There are so many examples of God-among-us. And we need to watch for them every day, because THIS is the revelation, the manifestation, the epiphany: That Jesus was born for everyone – and not just those bearing gold, frankincense and myrrh, and not just those behaving appropriately.

The magi only found what they were looking for when they followed the right star. And it wasn’t their expensive gifts that helped them find the baby Jesus, that got them entry into an exclusive club – because remember: the lowly, illiterate, uneducated shepherds found him first.

It was the fact they followed a star – without knowing where it would take them, or what kind of journey it would be. They didn’t even really know who the star was going to reveal to them -- but THEY FOLLOWED IT ANYWAY.

They trusted their guiding star. They trusted it was placed there for a reason – they believed it was placed there for them – and they went on a journey to see what the star would reveal.

It didn’t matter what kind of gifts they brought – and weren’t they bringing gifts “fit for a king”? What mattered was that they showed up.

And that’s the whole point: Trust your guiding light – and offer YOUR gifts, whatever those gifts are. Which are gifts particular to YOU, and everyone’s gifts are different.

That woman on the SkyTrain followed her instincts, listened to her heart, saw where the light needed to be shone, and she used her gift – of fearlessness and stillness and compassion – to be a REVELATION to that man in need -- to reveal to him what love is. 

So for 2019 – let’s each receive the gift of a “guiding star” that we can have as an inspiration, an encouragement – and a revelation.

What will your star-guided journey of 2019 reveal to you?

What path does your life keep steering you towards that you keep resisting?
How can your guiding star help you overcome that resistance – and the REASON for your resistance – in order for you, like the magi, to arrive at the one place you need to be in order to grow in your faith, to follow your dream, to use your gift?"

One thing I learned from 2018 (and there were several revelations last year) is that the only thing you can do is follow your own star. Don't let anyone tell you what you can or cannot do. Be true to yourself. 
Life, and your living, is about moving forward, not matter how many stop signs keep popping up in front of you. Even if it's only one day at a time, one step forward at a time, keep moving forward, following your star. 

Saturday, January 05, 2019

Winter Morning

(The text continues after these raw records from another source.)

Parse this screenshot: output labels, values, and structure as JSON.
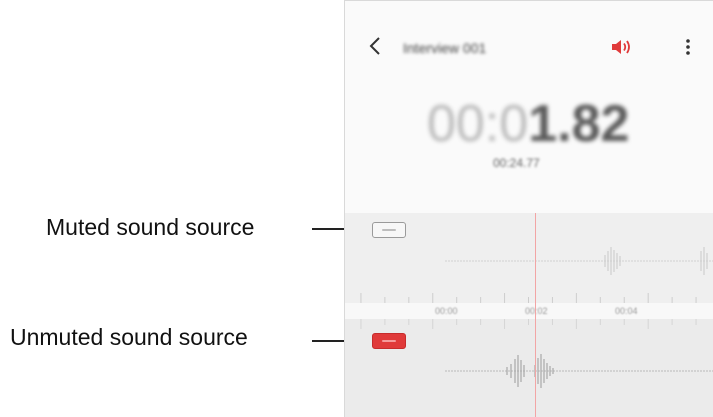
{
  "callouts": {
    "muted": "Muted sound source",
    "unmuted": "Unmuted sound source"
  },
  "app": {
    "title": "Interview 001",
    "timer_dim": "00:0",
    "timer_main": "1.82",
    "duration": "00:24.77",
    "ruler_labels": [
      "00:00",
      "00:02",
      "00:04"
    ]
  },
  "icons": {
    "back": "back-arrow-icon",
    "speaker": "speaker-icon",
    "more": "more-options-icon"
  },
  "colors": {
    "accent": "#e03a3a",
    "playhead": "#f2a5a5"
  }
}
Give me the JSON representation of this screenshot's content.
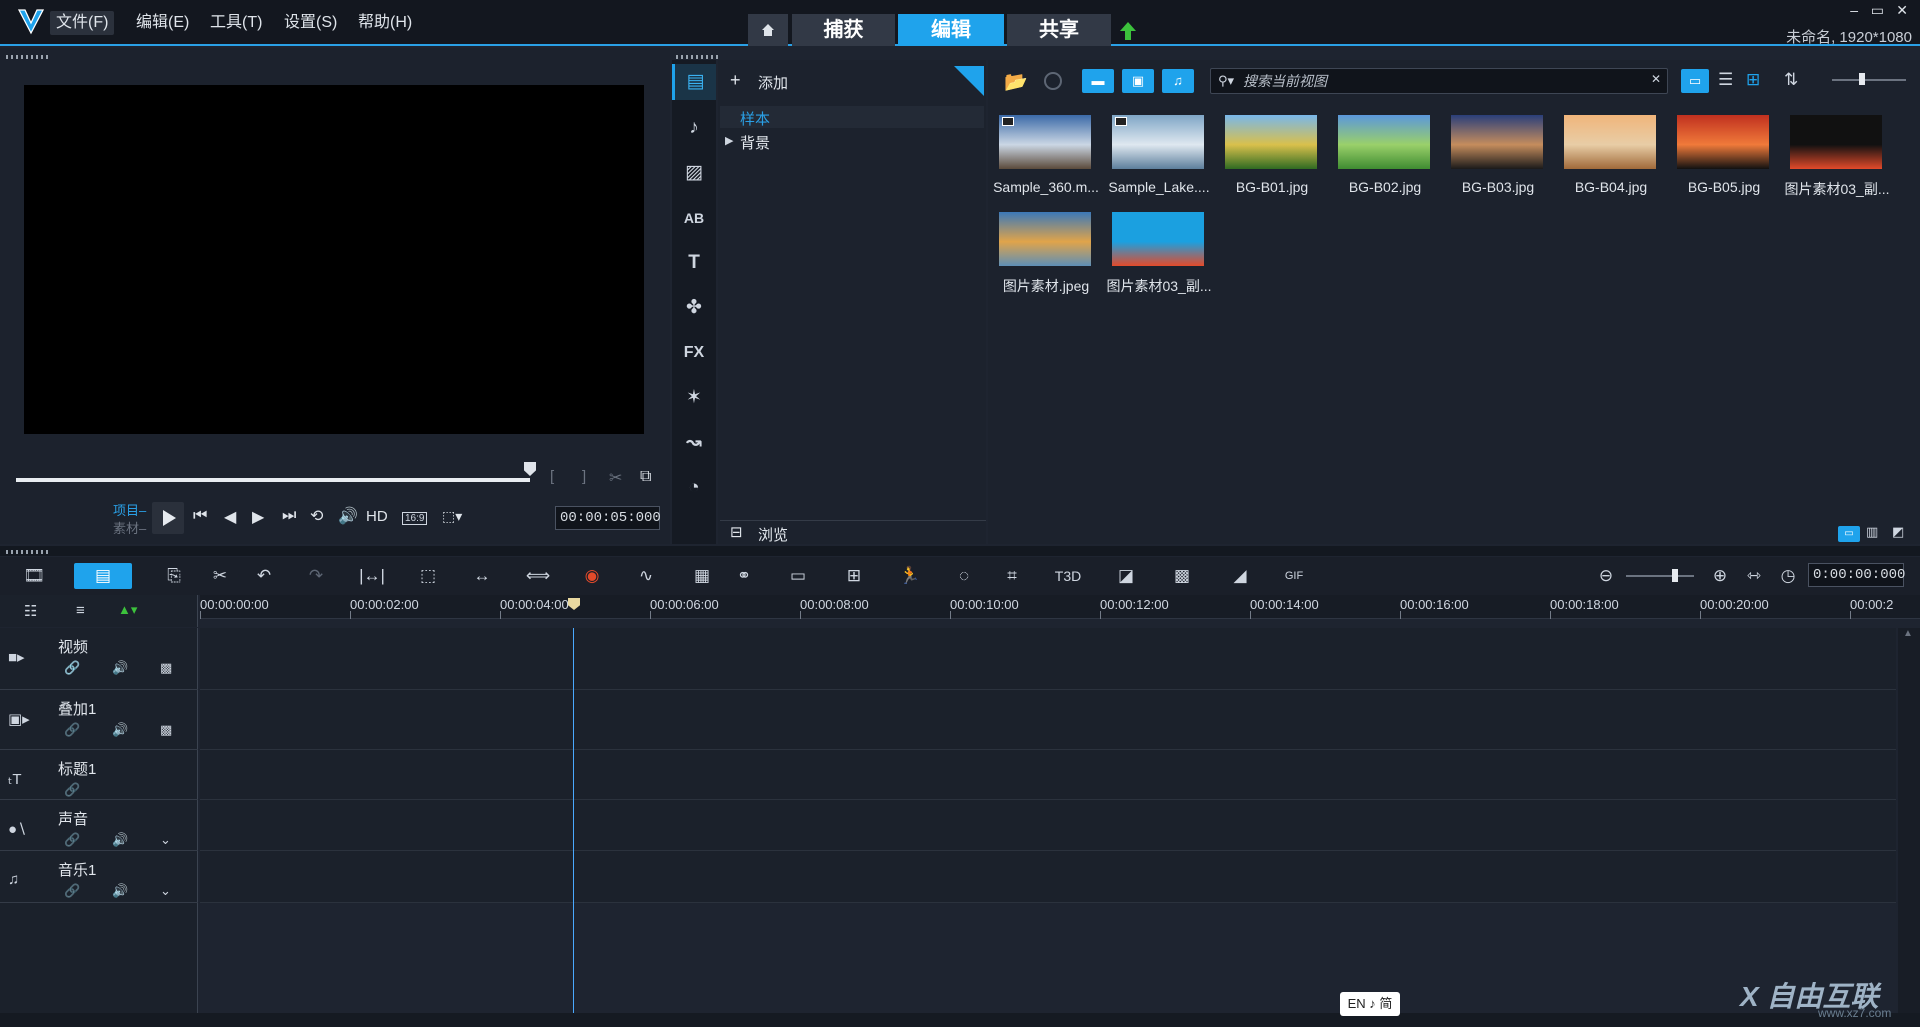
{
  "menu": {
    "file": "文件(F)",
    "edit": "编辑(E)",
    "tools": "工具(T)",
    "settings": "设置(S)",
    "help": "帮助(H)"
  },
  "tabs": {
    "home_icon": "home-icon",
    "capture": "捕获",
    "edit": "编辑",
    "share": "共享"
  },
  "window": {
    "project_info": "未命名, 1920*1080",
    "minimize": "–",
    "maximize": "▭",
    "close": "✕"
  },
  "preview": {
    "mode_project": "项目–",
    "mode_clip": "素材–",
    "quality": "HD",
    "aspect": "16:9",
    "timecode": "00:00:05:000"
  },
  "library": {
    "add_label": "添加",
    "folders": [
      {
        "label": "样本",
        "selected": true
      },
      {
        "label": "背景",
        "selected": false
      }
    ],
    "browse_label": "浏览",
    "search_placeholder": "搜索当前视图",
    "thumbnails": [
      {
        "caption": "Sample_360.m...",
        "kind": "video",
        "colors": [
          "#3b6aa8",
          "#cbd7e4",
          "#5b4a3a"
        ]
      },
      {
        "caption": "Sample_Lake....",
        "kind": "video",
        "colors": [
          "#7fa6c6",
          "#dfe8f0",
          "#5d7f9c"
        ]
      },
      {
        "caption": "BG-B01.jpg",
        "kind": "image",
        "colors": [
          "#79b7ea",
          "#d9c04c",
          "#2f6b22"
        ]
      },
      {
        "caption": "BG-B02.jpg",
        "kind": "image",
        "colors": [
          "#5b97dc",
          "#9ad06a",
          "#3f8c31"
        ]
      },
      {
        "caption": "BG-B03.jpg",
        "kind": "image",
        "colors": [
          "#2a3f7a",
          "#c58d5d",
          "#1a1a1a"
        ]
      },
      {
        "caption": "BG-B04.jpg",
        "kind": "image",
        "colors": [
          "#f0b57b",
          "#e8cda6",
          "#a06a3a"
        ]
      },
      {
        "caption": "BG-B05.jpg",
        "kind": "image",
        "colors": [
          "#c0301f",
          "#f07a3a",
          "#111111"
        ]
      },
      {
        "caption": "图片素材03_副...",
        "kind": "image",
        "colors": [
          "#111111",
          "#111111",
          "#e24a2a"
        ]
      },
      {
        "caption": "图片素材.jpeg",
        "kind": "image",
        "colors": [
          "#3b78b8",
          "#e0a44a",
          "#5e8fb6"
        ]
      },
      {
        "caption": "图片素材03_副...",
        "kind": "image",
        "colors": [
          "#1ba0e0",
          "#1ba0e0",
          "#e24a2a"
        ]
      }
    ]
  },
  "timeline": {
    "timecode": "0:00:00:000",
    "ruler": [
      "00:00:00:00",
      "00:00:02:00",
      "00:00:04:00",
      "00:00:06:00",
      "00:00:08:00",
      "00:00:10:00",
      "00:00:12:00",
      "00:00:14:00",
      "00:00:16:00",
      "00:00:18:00",
      "00:00:20:00",
      "00:00:2"
    ],
    "tracks": [
      {
        "name": "视频",
        "icon": "video-camera-icon"
      },
      {
        "name": "叠加1",
        "icon": "overlay-icon"
      },
      {
        "name": "标题1",
        "icon": "title-icon"
      },
      {
        "name": "声音",
        "icon": "voice-icon"
      },
      {
        "name": "音乐1",
        "icon": "music-icon"
      }
    ]
  },
  "ime": "EN ♪ 简",
  "watermark": {
    "main": "X 自由互联",
    "sub": "www.xz7.com"
  }
}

Snow fog over the field
Quiet Saturday morning.
The dog had dove back underneath the covers when bare feet hit the cold floor so only human eyes witnessed another change in the weather.
It's that kind of winter on the east coast: a mix of snow and rain, melt and freeze. Ice beneath the snow. Fog in the morning.
Yesterday's dawning sun dog witnessed but not photographed. The snow arrived soon after .This morning's ominous clouds heralded the rain and ice and snow to come overnight. 

Just looking. Not getting down on hands and knees to smell the morning scents of raccoon and deer, squirrel and crow. The human arms reach up, the human nose inhales, the human chest expands.
Blood flows, breath flows, brain absorbs.

Booted footsteps crunched through the snow. The dog may be looking out the window by now but no one is alone outside. In the trees on the left, a trio of starlings sang their strange songs, sounding more like jungle birds than deep Canadian winter birds. The blue jays, annoyed at the delay to breakfast, hollered from the trees behind the house.
The seeds will find their way into feeders, onto back-deck tables, will be strewn beneath the pine trees, all in due time. But first, human eyes need to see the sun rise, however obscurely, hear the frost beneath the feet, and follow the deer tracks to the edges of field and river, earth and sky.

Snow fog and sky over the river